As for myself, I have the midday rest part down. The problem is, I don’t know how to eat just a few cookies.


Not Lorna Doones, but I’d eat them. (Credit: Wikimedia Commons)

So What If There’s a Toilet in My Breakfast Nook?


Great Tile Work for a Rookie

For over two weeks now, the one-and-a-half-bath Coleman house has been down to one toilet and no shower. Kathy, who wears the family tool belt, decided to remodel the full bathroom. As the project got underway I was on retreat at the Abbey of Gethsemani in Kentucky, so the hygiene situation at home wasn’t an inconvenience. (Kathy got by showering at Best Fitness, where she works out; Micah’s tidiness-optional these days.)

Since landing back in Erie last Saturday, I’ve showered at a wellness center with a really long name where I work out. Neighbors Joy and Kevin are also great about our invading their shower. The point is, we’re all staying as clean as usual.


In Kathy’s Lounge, a Cabinet with Deodorant, Tools, Hand Cream, Paint, and Brassiere

The house is suffering, though. Parts of the bathroom—impeccably clean toilet, sink, and cabinet—are camped in the breakfast nook during the delay. Various cosmetics and toiletries are cohabitating with tools and paint on a cabinet in the room off the bathroom Kathy has named her lounge. A few days ago Micah needed Neosporin for some chaffing somewhere—I didn’t want to know—and dug through a tote parked beside a table in the dining room; after several minutes he stood up with a sigh, waving the puny tube above his head.

Even the garage hasn’t escaped the mess. The bathroom door, hidden under decades of paint, rests like a pale cadaver across two sawhorses next to Kathy’s puffer, a kind of Yugo among sailboats. Micah’s spent hours sanding and burning away at that door and still has more work ahead.


The Puffer’s Garage Mate
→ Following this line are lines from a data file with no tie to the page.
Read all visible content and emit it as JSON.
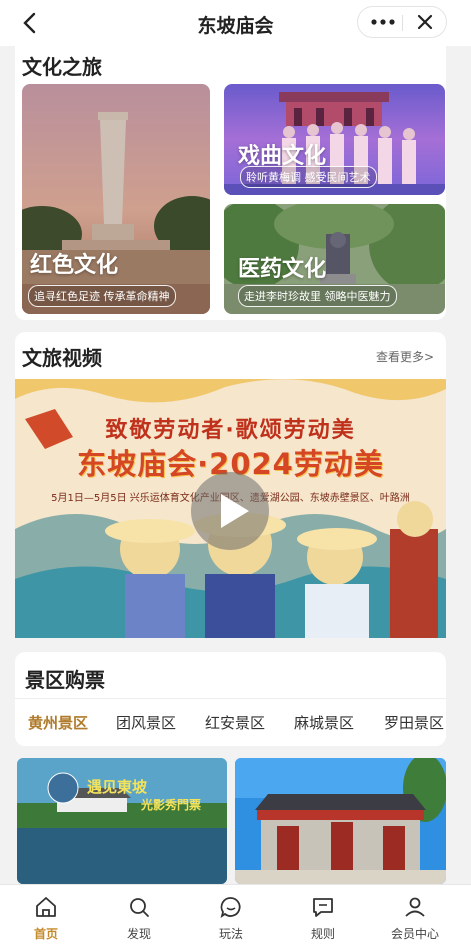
{
  "header": {
    "title": "东坡庙会"
  },
  "culture": {
    "title": "文化之旅",
    "tiles": [
      {
        "title": "红色文化",
        "subtitle": "追寻红色足迹 传承革命精神"
      },
      {
        "title": "戏曲文化",
        "subtitle": "聆听黄梅调 感受民间艺术"
      },
      {
        "title": "医药文化",
        "subtitle": "走进李时珍故里 领略中医魅力"
      }
    ]
  },
  "video": {
    "title": "文旅视频",
    "more": "查看更多>",
    "banner_line1": "致敬劳动者·歌颂劳动美",
    "banner_line2": "东坡庙会·2024劳动美",
    "banner_line3": "5月1日—5月5日  兴乐运体育文化产业园区、遗爱湖公园、东坡赤壁景区、叶路洲"
  },
  "tickets": {
    "title": "景区购票",
    "tabs": [
      "黄州景区",
      "团风景区",
      "红安景区",
      "麻城景区",
      "罗田景区"
    ],
    "active_tab": 0,
    "thumb1_caption": "遇见東坡",
    "thumb1_caption2": "光影秀門票"
  },
  "nav": {
    "items": [
      {
        "label": "首页",
        "icon": "home-icon"
      },
      {
        "label": "发现",
        "icon": "search-icon"
      },
      {
        "label": "玩法",
        "icon": "chat-icon"
      },
      {
        "label": "规则",
        "icon": "message-icon"
      },
      {
        "label": "会员中心",
        "icon": "user-icon"
      }
    ],
    "active": 0
  },
  "colors": {
    "accent": "#c48a2c",
    "active_tab": "#b07b2a"
  }
}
In short, our bathroom—6’ x 8’, tub included—is out of control, like a puppy not yet housebroken, leaving surprises everywhere. Kathy had hoped to have the shower working by the time I returned from Kentucky and arranged a few days off work to give herself a reasonable shot, but remodeling projects are always booby-trapped. Estimate your time and expense, then double both, and that’s where you’ll end up, if you’re lucky.

Once Kathy returned to work, progress slowed considerably. Messing with caulk and tile is tough after you’ve nursed chemotherapy patients for ten hours. As I write this post on Monday, Kathy plans to throw herself at finishing the shower on Wednesday, her day off.
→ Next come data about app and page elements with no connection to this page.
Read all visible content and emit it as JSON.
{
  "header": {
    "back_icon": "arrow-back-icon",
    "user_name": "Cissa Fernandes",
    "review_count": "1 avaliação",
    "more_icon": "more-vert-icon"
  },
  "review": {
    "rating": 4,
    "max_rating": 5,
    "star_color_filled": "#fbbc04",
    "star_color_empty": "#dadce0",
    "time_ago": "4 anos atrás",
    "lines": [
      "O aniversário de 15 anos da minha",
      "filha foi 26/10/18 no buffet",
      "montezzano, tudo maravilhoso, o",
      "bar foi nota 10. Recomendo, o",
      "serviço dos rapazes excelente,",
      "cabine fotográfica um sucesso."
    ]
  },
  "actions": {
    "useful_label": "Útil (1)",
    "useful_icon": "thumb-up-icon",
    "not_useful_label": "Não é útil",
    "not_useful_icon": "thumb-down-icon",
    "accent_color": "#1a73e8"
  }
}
Lace Tablecloth with Neighboring Tote, Neosporin at the Bottom

You’d think having one toilet, no shower, and bathroom artifacts strewn about would be frustrating after going-on three weeks, but I can’t bring myself to care. (You might be thinking, “Well, maybe you could bring yourself to help out,” but that would be a mistake. I’m solid with avocados and cilantro, passable with a paintbrush, but an idgit with power tools. We’re all much better off if I make snacks for the skilled labor.)

Why don’t I care? No kidding, it’s the spirit of siesta, the impulse to stop, settle down, rest, and consider. First, I’ve got an incredible wife who actually enjoys swinging a hammer, cutting grass, and planting basil and tomatoes. On a pragmatic level, I’ve got it made. Kathy’s creative and anything but a slouch. So take six months on the bathroom if you need to, dahling! If necessary I’ll go out back, squirt myself with Palmolive, and turn on the hose.

IMG_0549So what about the mess? I’m not fastidious to start with, but in the unlikely event that having a commode in the breakfast nook bothers me, I know how to make it go away: just close my eyes. And Mennen Speed Stick smells the same whether I put it on in the bathroom or my lovely wife’s lounge.

I don’t say this out of any sense of pride or with any pretense: my life is more joyful than I have any right to expect, joyful largely because I pray (really a lot, I have to admit), nap, and breathe. When I stick to this program, most of the complications that would have upset me years ago fall into the it-just-doesn’t-matter category. (For a great expression of that huge category, check out this You Tube video.)

Yes, prayers, naps, and deep breathing! Having a splendid wife and children helps. Oh, and Zoloft doesn’t hurt either.


The One Plant Whose Name Kathy Doesn’t Know Calmly Abides in the Breakfast Nook by the Toilet